The very essence of the game of cricket is undergoing a phenomenal change. The royal leisurely sport that it stood for is turning into a commercial hub of activities as never imagined before.
Cricket as a game in the very early days was seen as one that characterised the values of life, played in the spirit that embodied teamwork, healthy competition, respect for the opponent and players.
The game of cricket gradually became a sport that brought about a sort of national pride and, therefore, winning became an important ingredient in the final outcome. Emotions of the fans and followers made cricketers into warriors fighting a battle for supremacy.
However, the very ingredient of the rules and regulations and the culture and character that cricket stood for, overcame the savagery and crude behaviour that had ingrained itself into many of the other sports.
The two major changes that have engulfed the cricket world is the T20 format of the game and women's cricket. Both are seen as glamorous and ones that can be easily followed. They have that amateur tinge to it that makes the sport more uncertain and human.
The Indian women's cricket team's performance in the recently-concluded Commonwealth Games was a good example of a team on the verge of victory but overwhelmed by the pressures of achieving success.
A silver medal was a creditable achievement. However, the way the women played the sport was what was most admirable. Every team that participated played hard but the harmony amongst the cricketers was what was so wonderful to watch.

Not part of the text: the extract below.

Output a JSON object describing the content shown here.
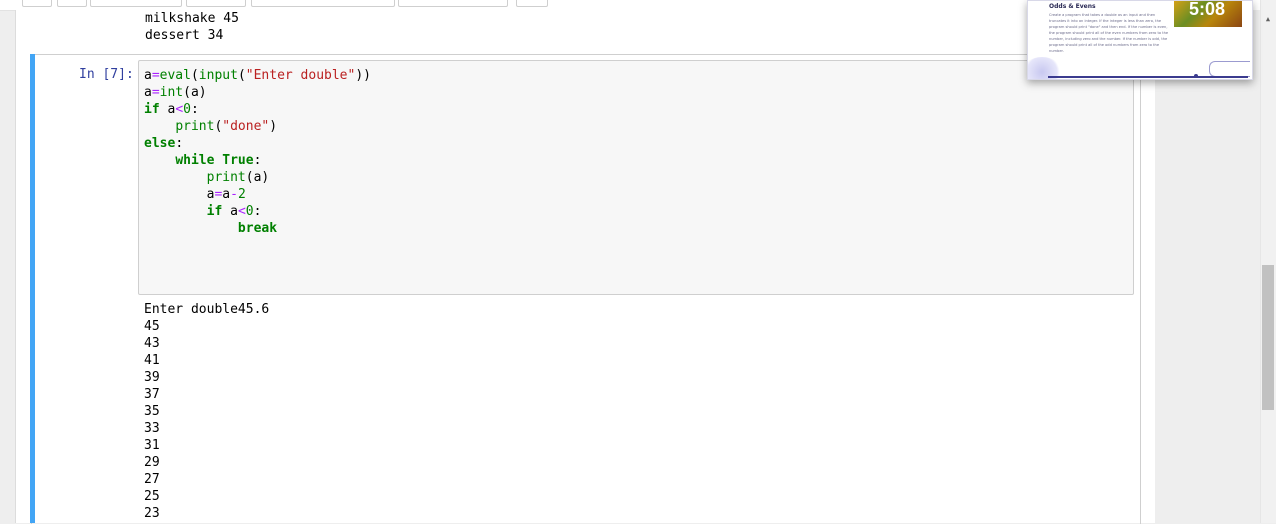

India's women cricketers, unfortunately, have fallen at the final hurdle on three of the big world cricket tournaments in recent years. It is only time and one victory in the future that could catapult them into being the best in the world. One was amazed at the catches that were taken by India and the improvement in their fitness and fielding. The Indian women's side lacked only the mental belief of a winner, a trait that used to be also evident in the men's side up until they won the 1983 World Cup.
One wonders as to why men's cricket was not a part of the Commonwealth Games. Especially as the games were being played in Birmingham in England. Cricket as a sport is popular amongst the Commonwealth countries. This would have been just the precursor to the T20 World Cup being played later on in the year. Matches between countries on a major platform would have been far more interesting than the plethora of cricket encounters taking place around the world.
The only reason that one can give for men's cricket to be excluded from CWG was because of the packed cricket itinerary and the finances that revolve around it.
The T20 format has now taken the cricket world by storm. The mushrooming of cricket leagues in most of the cricket-playing countries is the change that will revolutionise cricket in a major way. The franchise model that each one will put into place will change the topography of cricket. Cricketers are the backbone and the core ingredients of its operation. Participation and financial receivables will become an essential part of it.
The top International performers will be lured into contracts of multi-million dollars. The game on and off the field will be like a roulette table. Cricket will become a gamblers' den that will be very hard to control as regards illegal betting and activities.
This is the tricky wicket that cricket will face and that the Boards of all the cricket-playing nations, spearheaded by the International Cricket Council (ICC), need to address very seriously.
Presently, the smell of money and the ring of the cashbox is making one excited at the prospect of franchise-based T20 leagues. One can already see the competition rising between the Big Bash in Australia and the league to be played in the UAE. Cricketers naturally will bless the one that is most fruitful for them.
The challenge that may arise would be to get International players to adorn their national colours. Even if they do so, will they be mentally and physically in a state to perform at their best?
The famous American Management guru, Clayton Christensen's theory of 'Disruptive Innovation' seems to be the way in which the administrators, marketers and organisers will have to think as regards their respective cricket leagues.
The Indian Premier League at present is one that has established itself as the leader. Innovative thinking will require it to hold its own.
'Money as one says makes the world go round', well cricket is in that phase when one is not sure as to where it is going. The swerves, swings and turns that one can see it heading towards may see the game being disruptive forever.
It could lead to franchise-owned teams from around the world playing against each other. One wonders as to whether Test cricket and cricket encounters between countries will have the same importance as now.
If the international stars of the game from their respective countries are absent, the very essence of playing against the best is missing. Matches then become a farce.